A service to commemorate the formation of the Royal Ulster Constabulary (RUC) which replaced the Royal Irish Constabulary in 1922 was held in Kilbride Parish Church on October 2.
The formation of the RUC, on June 1 1922, followed the partition of Ireland. In the wake of the Patten Report, the police force was reformed and renamed as the Police Service of Northern Ireland (PSNI) on November 4 2001.
The special service in Kilbride recognised the contribution and sacrifice made by police officers in Northern Ireland over 100 years. This was the main service for the Borough of Antrim and Newtownabbey and the Worshipful the Mayor of Antrim and Newtownabbey, Alderman Stephen Ross, was in attendance, together with other councillors and local MLA, Dr Steve Aiken OBE.
St Bride’s was honoured to host this event, and the service was well attended by many past members of the RUC. The lessons were read by former officers and the praise was led by the PSNI Ladies’ Choir.
The preacher was the Rev Campbell Dixon MBE, a former officer in the RUC and later the PSNI. After serving for 33 years, Campbell retired in 2004. He was ordained in 2007 and has served in St Patrick’s, Jordanstown, St Anne’s Cathedral, Belfast, and St Mark’s, Ballysillan.
In his sermon, he spoke of the strong sense of duty held by officers in the police force and of the great losses and suffering endured throughout its long existence in Northern Ireland with more than 300 members making the supreme sacrifice.

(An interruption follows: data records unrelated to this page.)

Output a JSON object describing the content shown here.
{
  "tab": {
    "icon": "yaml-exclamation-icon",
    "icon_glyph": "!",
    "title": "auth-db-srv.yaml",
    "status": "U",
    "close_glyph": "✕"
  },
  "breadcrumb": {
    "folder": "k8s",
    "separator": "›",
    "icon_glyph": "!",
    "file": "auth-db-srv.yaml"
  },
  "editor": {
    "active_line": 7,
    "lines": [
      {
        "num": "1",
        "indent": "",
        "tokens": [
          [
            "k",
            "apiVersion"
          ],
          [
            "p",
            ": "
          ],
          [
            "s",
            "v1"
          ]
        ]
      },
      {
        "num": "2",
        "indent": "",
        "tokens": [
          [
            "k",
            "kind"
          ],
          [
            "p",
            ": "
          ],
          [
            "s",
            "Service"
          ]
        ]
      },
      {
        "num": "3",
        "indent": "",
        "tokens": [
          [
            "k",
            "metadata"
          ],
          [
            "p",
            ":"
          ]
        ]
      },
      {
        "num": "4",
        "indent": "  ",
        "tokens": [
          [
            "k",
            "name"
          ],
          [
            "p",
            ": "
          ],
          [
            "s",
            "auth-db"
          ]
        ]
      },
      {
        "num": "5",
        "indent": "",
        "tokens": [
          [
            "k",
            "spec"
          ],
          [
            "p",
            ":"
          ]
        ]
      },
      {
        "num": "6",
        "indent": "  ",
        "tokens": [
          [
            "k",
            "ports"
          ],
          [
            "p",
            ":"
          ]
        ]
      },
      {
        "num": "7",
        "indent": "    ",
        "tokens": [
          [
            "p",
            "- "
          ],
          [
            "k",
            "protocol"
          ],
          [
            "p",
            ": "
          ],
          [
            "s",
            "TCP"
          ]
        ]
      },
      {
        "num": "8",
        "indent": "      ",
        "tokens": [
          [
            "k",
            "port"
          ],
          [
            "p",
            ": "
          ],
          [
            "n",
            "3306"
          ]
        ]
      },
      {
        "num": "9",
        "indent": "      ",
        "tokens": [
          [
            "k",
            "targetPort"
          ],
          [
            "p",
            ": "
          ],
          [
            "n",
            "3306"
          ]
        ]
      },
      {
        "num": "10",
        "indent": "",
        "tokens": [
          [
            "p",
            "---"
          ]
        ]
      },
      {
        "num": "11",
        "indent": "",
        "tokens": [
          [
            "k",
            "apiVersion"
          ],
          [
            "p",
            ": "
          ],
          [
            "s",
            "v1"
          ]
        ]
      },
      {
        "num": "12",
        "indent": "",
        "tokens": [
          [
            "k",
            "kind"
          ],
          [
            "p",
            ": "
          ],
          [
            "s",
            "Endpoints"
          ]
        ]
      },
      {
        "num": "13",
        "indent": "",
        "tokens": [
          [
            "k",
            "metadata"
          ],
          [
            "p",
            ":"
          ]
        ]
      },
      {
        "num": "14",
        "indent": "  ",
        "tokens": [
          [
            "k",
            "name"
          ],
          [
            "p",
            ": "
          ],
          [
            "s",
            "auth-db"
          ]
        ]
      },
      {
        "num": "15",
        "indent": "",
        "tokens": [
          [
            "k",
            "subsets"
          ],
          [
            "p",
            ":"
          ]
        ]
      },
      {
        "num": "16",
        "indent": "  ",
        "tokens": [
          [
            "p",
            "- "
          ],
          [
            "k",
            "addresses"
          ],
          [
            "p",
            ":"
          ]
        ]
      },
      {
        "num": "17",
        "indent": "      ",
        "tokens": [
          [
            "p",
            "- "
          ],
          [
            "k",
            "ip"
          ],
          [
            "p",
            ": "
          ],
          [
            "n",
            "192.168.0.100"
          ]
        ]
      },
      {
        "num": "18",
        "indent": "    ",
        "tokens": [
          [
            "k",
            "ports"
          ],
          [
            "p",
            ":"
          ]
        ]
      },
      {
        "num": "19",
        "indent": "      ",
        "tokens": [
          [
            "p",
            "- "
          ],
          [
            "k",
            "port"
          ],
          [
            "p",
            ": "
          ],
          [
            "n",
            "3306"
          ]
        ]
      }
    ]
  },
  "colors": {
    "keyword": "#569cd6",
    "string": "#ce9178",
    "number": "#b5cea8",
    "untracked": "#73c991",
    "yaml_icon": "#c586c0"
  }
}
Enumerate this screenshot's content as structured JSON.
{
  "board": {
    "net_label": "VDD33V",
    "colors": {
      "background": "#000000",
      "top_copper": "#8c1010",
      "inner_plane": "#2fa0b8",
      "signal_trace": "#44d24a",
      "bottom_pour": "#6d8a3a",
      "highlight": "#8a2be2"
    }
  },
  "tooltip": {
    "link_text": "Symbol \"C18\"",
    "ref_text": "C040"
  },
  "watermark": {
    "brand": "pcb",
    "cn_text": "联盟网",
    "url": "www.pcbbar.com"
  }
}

Following the service, tea was enjoyed in the parish hall.